The laughter elicited by viewing the Chewbacca Mom video is involuntary. We witness Payne’s delight, and it triggers empathetic physiological responses. We smile, we feel connected to her happiness – and then we laugh along with her.
Why Users Shared Chewbacca Mom’s Video
Payne did not seek Internet fame. Her decision to share her video on Facebook Live as she sat in her car was a spur-of-the-moment thing, a product of pure delight after an enjoyable afternoon shopping trip.
When she affixed her smartphone to its base and hit record, she did not anticipate that her life would change. All she wanted to do was use social media to let her friends and family members share in the fun. So they shared. And their friends shared. And theirs. The recorded version of the Chewbacca Mom video flashed around the world, delivering laughter to every corner of the globe like a digital Santa’s sleigh.
It struck a chord with users everywhere because of its powerful emotional appeal. Research has shown that Internet users are motivated to share content when they are moved by emotion – joy, awe, anger, etc. – and it is a human compulsion to want to enable others to experience that same feeling.
Emotions carry less impact when they are experienced in a vacuum.
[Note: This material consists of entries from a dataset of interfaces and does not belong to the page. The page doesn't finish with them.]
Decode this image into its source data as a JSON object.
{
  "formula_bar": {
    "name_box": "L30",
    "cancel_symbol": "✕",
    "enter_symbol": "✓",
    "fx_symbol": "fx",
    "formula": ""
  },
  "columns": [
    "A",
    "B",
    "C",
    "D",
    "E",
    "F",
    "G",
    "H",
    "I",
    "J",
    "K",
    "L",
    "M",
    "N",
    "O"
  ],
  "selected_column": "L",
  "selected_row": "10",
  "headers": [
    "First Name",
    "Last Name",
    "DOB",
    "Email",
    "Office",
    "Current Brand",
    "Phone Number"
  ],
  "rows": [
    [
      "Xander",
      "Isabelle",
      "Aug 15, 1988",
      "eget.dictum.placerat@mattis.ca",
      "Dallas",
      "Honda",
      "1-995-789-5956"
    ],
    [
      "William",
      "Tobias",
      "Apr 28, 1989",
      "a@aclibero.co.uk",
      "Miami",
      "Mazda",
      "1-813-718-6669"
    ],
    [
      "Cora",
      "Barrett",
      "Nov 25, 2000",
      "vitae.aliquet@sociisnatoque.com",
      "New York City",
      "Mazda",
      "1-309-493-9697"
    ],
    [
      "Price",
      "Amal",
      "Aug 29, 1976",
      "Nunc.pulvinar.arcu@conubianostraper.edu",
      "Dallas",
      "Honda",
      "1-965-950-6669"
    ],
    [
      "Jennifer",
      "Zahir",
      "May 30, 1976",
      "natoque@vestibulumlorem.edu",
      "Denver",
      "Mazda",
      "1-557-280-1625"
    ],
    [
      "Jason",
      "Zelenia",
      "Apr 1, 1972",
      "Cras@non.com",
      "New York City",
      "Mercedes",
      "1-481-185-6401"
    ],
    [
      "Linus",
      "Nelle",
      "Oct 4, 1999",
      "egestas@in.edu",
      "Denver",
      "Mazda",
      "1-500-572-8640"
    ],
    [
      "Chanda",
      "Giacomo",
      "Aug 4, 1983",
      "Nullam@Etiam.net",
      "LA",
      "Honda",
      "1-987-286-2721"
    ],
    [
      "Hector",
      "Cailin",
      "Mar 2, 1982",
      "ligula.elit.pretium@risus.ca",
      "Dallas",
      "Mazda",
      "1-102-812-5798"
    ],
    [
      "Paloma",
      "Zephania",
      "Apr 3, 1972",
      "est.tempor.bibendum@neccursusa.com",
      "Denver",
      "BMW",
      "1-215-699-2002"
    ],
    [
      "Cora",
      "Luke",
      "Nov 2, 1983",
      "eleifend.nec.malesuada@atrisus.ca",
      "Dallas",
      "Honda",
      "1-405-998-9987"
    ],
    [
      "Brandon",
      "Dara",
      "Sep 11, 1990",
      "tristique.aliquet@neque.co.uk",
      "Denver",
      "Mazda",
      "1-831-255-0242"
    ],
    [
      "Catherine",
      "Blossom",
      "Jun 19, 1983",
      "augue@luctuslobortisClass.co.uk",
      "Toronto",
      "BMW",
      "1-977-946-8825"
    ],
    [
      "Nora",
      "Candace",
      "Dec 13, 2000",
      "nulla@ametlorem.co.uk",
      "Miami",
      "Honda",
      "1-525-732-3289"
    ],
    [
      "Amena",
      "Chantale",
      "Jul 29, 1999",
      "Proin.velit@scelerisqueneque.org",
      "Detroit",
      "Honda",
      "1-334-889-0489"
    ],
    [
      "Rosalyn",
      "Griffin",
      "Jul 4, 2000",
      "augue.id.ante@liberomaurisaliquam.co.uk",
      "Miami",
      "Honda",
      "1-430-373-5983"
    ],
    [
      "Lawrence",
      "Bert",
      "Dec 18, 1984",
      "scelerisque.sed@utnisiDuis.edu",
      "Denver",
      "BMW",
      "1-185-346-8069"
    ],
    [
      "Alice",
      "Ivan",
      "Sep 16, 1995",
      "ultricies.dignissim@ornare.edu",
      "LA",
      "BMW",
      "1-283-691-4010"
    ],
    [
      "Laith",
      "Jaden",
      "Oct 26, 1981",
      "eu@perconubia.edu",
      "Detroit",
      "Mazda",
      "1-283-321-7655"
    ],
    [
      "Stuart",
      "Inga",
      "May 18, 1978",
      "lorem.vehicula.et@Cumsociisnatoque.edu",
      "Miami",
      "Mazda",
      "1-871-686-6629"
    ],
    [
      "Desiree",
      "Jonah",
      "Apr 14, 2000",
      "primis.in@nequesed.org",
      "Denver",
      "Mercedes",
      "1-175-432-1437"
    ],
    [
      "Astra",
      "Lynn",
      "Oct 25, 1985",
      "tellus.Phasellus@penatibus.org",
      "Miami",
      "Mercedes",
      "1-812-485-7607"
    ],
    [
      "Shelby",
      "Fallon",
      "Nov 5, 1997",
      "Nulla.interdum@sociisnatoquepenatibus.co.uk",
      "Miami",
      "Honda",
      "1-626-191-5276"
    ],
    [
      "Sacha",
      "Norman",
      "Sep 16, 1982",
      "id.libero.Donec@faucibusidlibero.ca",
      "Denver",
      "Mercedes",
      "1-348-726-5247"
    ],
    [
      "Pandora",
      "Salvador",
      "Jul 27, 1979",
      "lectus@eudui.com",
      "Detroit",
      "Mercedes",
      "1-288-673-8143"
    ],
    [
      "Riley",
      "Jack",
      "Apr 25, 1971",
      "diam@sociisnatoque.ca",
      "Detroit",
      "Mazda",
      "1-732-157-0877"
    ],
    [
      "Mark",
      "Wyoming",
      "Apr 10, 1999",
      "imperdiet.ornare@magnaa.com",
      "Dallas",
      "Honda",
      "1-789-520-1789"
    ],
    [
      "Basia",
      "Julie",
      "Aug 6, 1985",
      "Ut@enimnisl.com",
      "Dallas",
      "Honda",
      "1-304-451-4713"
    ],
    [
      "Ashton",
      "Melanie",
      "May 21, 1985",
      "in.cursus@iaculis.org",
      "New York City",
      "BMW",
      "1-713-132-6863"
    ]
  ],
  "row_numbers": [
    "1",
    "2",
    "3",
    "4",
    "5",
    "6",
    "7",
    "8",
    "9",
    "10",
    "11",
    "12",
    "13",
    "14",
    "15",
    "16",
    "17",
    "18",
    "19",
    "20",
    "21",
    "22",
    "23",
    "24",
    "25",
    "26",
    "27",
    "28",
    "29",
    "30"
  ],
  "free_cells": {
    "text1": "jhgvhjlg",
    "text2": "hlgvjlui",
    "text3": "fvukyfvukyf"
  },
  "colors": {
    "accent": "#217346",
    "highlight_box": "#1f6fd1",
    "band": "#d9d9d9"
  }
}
That’s one reason why people are 30 times less likely to laugh when they are alone. It also is one reason why people share content on social media, especially content that elicits “positive” feelings of warmth and/or happiness.
Chewbacca Mom demonstrated two truths: laugh, and the world laughs with you. Then, the world shares it on social media.